About

Dennis Prater for Washington County Commission District 9

My roots in East Tennessee go back generations. Many people in my family, including my parents, have worked as teachers, and after I earned my Bachelor’s degree from the University of the South at Sewanee and my Master’s degree from Boston University, I became an adjunct professor at ETSU and Northeast State Community College.

Despite the fact that our positions require advanced degrees, adjuncts are contingent, low-paid, non-tenure-track instructors who receive no benefits from the institutions they work for. Unlike just a few decades ago, when adjunct positions went to professionals in other fields who might bring their professional experience to teach a class or two, adjunct faculty now make up a very high proportion of higher education instructors across the country. We work hard for our students, often putting in long evening and weekend hours, to ensure that they get an education worth their tuition dollars. We love what we do, yet we struggle with the financial instability of never knowing from one semester to the next if we’ll be contracted for enough classes to cover our bills, including those for the student loans most of us are still paying off. It’s not uncommon for adjuncts to find themselves taking on additional jobs as servers or Uber drivers from time to time to make ends meet.

I understand and identify with the struggles of people who work hard only to still barely make ends meet. After decades of stagnating or falling real wages, there are too many of us in this situation. Through organizing and building a voice for low-income and working people, we can change this.

Why I’m Running

NN, Inc. and the Northeast Tennessee Regional Economic Partnership, for starters.

Clearly, there's not enough accountability in our local government when officials don't even look into whether businesses that have received tax incentives are upholding the job promises they made to get those breaks—and then, when forced to address it by the local paper, they let the company off the hook. NN, Inc., after benefiting from several years of tax breaks from us, has decided to move to Charlotte, North Carolina, where their executives can enjoy a whole new round of tax breaks.
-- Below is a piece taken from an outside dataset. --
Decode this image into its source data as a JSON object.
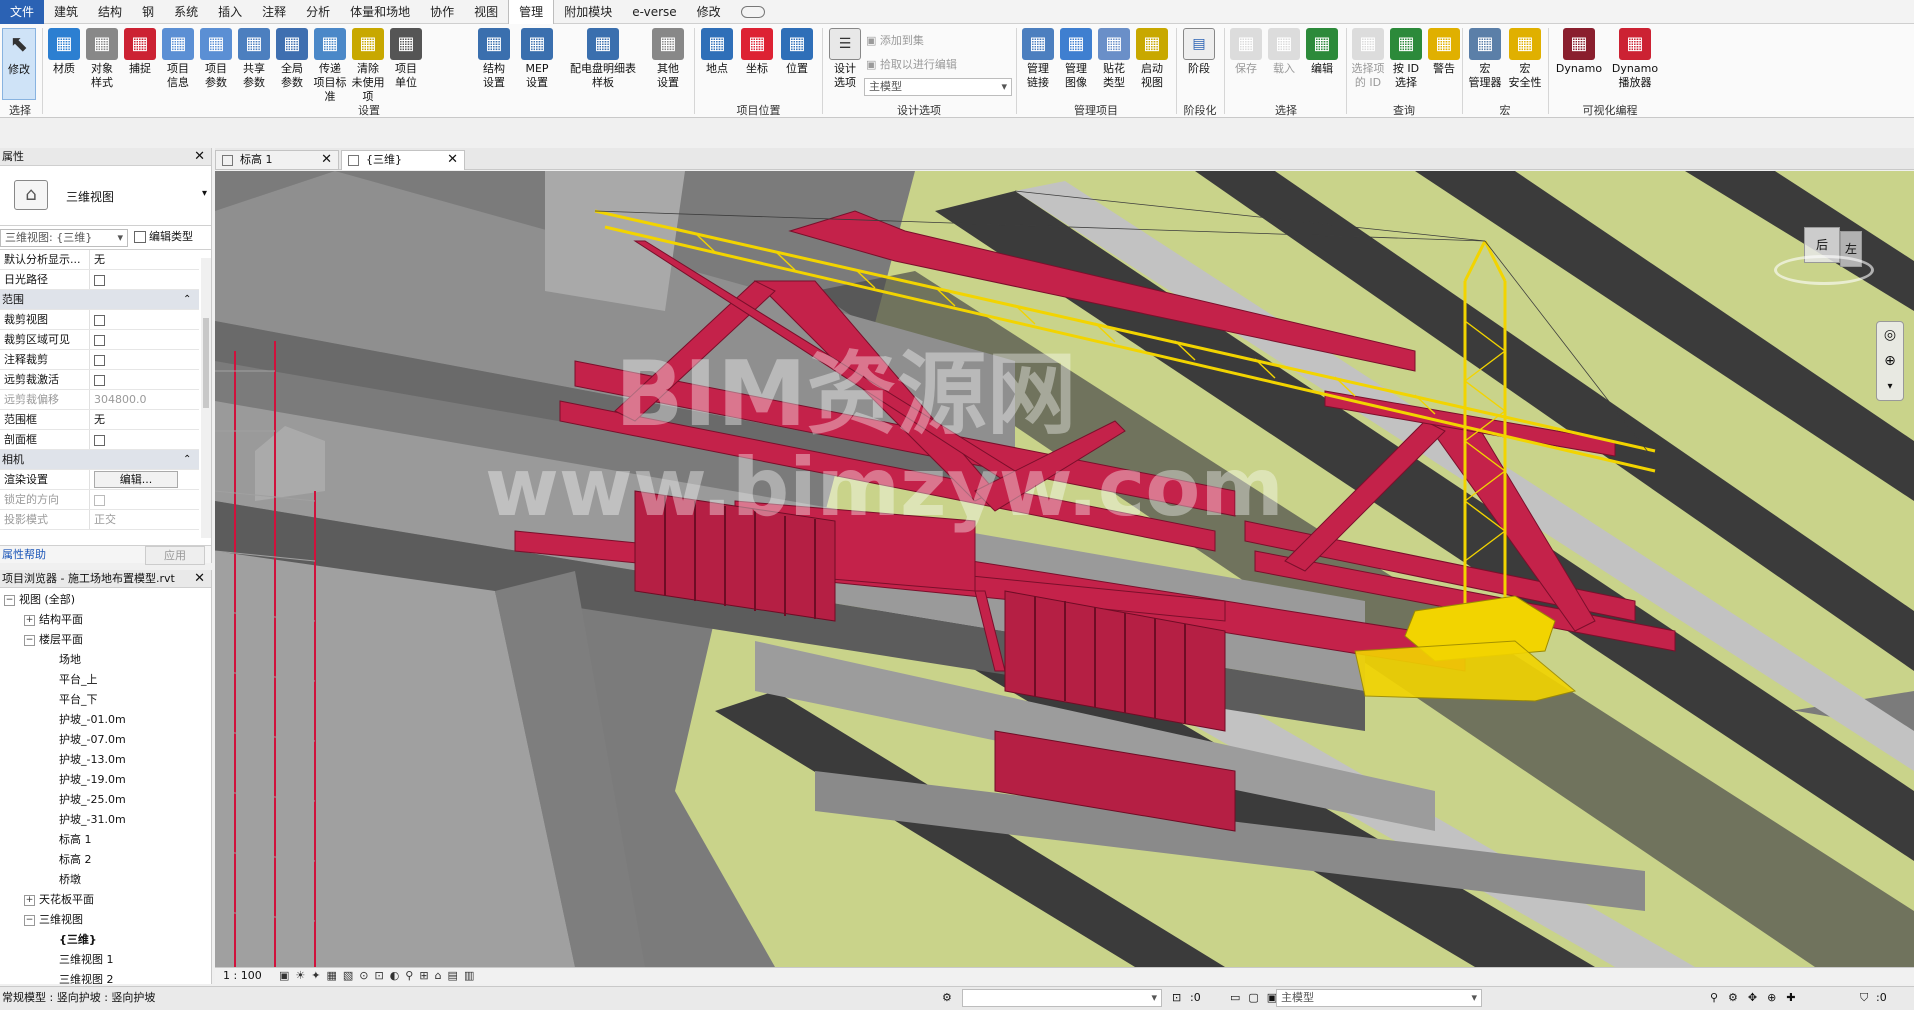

It's also an unsettling move when the Northeast Tennessee Regional Economic Partnership, a group that makes decisions affecting our lives, decides to close its meetings to "protect" its "investors." With more than $500,000 from taxpayers and public utility ratepayers from Washington, Carter, and Unicoi counties going into this group each year, why aren't we considered investors too? And with three county mayors plus representatives from the county economic development boards involved in the partnership, how does closing the meetings not run counter to Tennessee's open government laws? Members of the public should not need to pony up $15,000 a piece to have a voice in decisions that will greatly affect their futures. Also: Who's protecting the people while our mayors and county economic development boards busy themselves with protecting the rich?

These are just two examples of government making decisions about us without us. That's not the kind of government I want, and I don’t think it’s the government you want either.

I’m running for County Commission in order to make sure the people of District 9—and all of Washington County—receive critical information and answers to their questions, as well as opportunities to speak on the issues ahead of any decision-making by the county. That’s when it matters, right? We need to be getting that information and those opportunities out in ways that working people can access them.

Another priority for me is making sure we seek input and involvement from both the workers on the ground—our folks at the schools, the health department, the water administration, the fire departments, etc.—and the people who make use of these services. Between workers and service users, there's a lot of knowledge on what's working, what's falling short, and where improvements can and should be made. We need to make sure these folks are part of the conversation.

I’ve had enough of seeing good people struggle to get by on low wages or fixed incomes, while the costs of housing, food, school, and health care climb ever upward. We keep being told that we live in a “low cost of living” area, but let me tell you: the cost of living isn't nearly as low as many people's paychecks. How much of your check can you afford to set aside for an emergency? A down payment? A replacement car? A vacation? 79% of people in the United States have between zero and a few hundred dollars in their savings accounts. I can't imagine that number is any better in our county.

Are you aware that enrollment is declining in our schools? That’s because our young people can’t afford to start or raise families in our area. Keeping a roof over your head is hard enough for many people: adding childcare costs is just a stretch too far.

Unless we stand up for our people—all our people—none of that’s going to change.

I’m a working class Washington County resident running for a seat at the table because it’s time we working class Washington County residents had a seat at the table.

We need a government that puts the needs of everyday people—the people who make up the majority of the population in most any county—out in front. We’re not going to get that by electing more businessmen, cronies, and good ol' boys.

We need a government that supports and enforces workers’ rights, invests in services and infrastructure that benefit the entire public, and prioritizes the needs of our people and families over the wishes and promises of developers and out-of-town corporations—and we’re not going to get that by electing more businessmen, cronies, and good ol' boys.

We need a government that works with the people, not behind their backs. A government that protects the people, not the profits. And we’re not going to get that by electing more businessmen, cronies, and good ol' boys.

There's a lot of knowledge, experience, intelligence, and ingenuity within our community—from all corners of our community—and I have faith that when we draw on that, and when we use it to put the needs of the many ahead of the needs of the few, we'll be able to build a Washington County that's as vibrant, prosperous, and sustainable as we dare to imagine.